→ Your instructions
Locate the lines of the listing below that hold "Клиент", then copy each of them.

→ Records provided
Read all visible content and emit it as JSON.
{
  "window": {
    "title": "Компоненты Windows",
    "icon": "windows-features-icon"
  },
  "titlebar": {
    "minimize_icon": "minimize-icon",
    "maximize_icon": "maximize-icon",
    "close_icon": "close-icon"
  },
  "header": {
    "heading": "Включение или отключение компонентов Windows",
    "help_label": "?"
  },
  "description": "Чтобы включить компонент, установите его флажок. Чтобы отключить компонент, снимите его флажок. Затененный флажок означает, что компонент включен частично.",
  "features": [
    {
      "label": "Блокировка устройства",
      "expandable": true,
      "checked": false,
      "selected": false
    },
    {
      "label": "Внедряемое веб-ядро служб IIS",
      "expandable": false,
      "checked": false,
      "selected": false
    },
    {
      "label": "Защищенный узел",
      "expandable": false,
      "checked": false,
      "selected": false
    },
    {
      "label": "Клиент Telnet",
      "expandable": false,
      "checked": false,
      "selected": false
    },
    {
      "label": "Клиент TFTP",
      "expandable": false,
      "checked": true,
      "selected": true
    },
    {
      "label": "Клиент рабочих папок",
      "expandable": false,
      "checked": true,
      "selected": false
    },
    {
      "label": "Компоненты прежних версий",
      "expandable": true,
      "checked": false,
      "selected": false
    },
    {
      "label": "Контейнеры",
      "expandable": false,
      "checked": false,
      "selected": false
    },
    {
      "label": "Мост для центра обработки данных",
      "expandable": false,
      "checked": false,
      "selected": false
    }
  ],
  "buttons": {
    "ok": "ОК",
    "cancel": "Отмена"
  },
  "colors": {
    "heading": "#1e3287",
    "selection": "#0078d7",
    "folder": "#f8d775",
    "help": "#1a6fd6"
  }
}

→ Reply to the task
      "label": "Клиент Telnet",
      "label": "Клиент TFTP",
      "label": "Клиент рабочих папок",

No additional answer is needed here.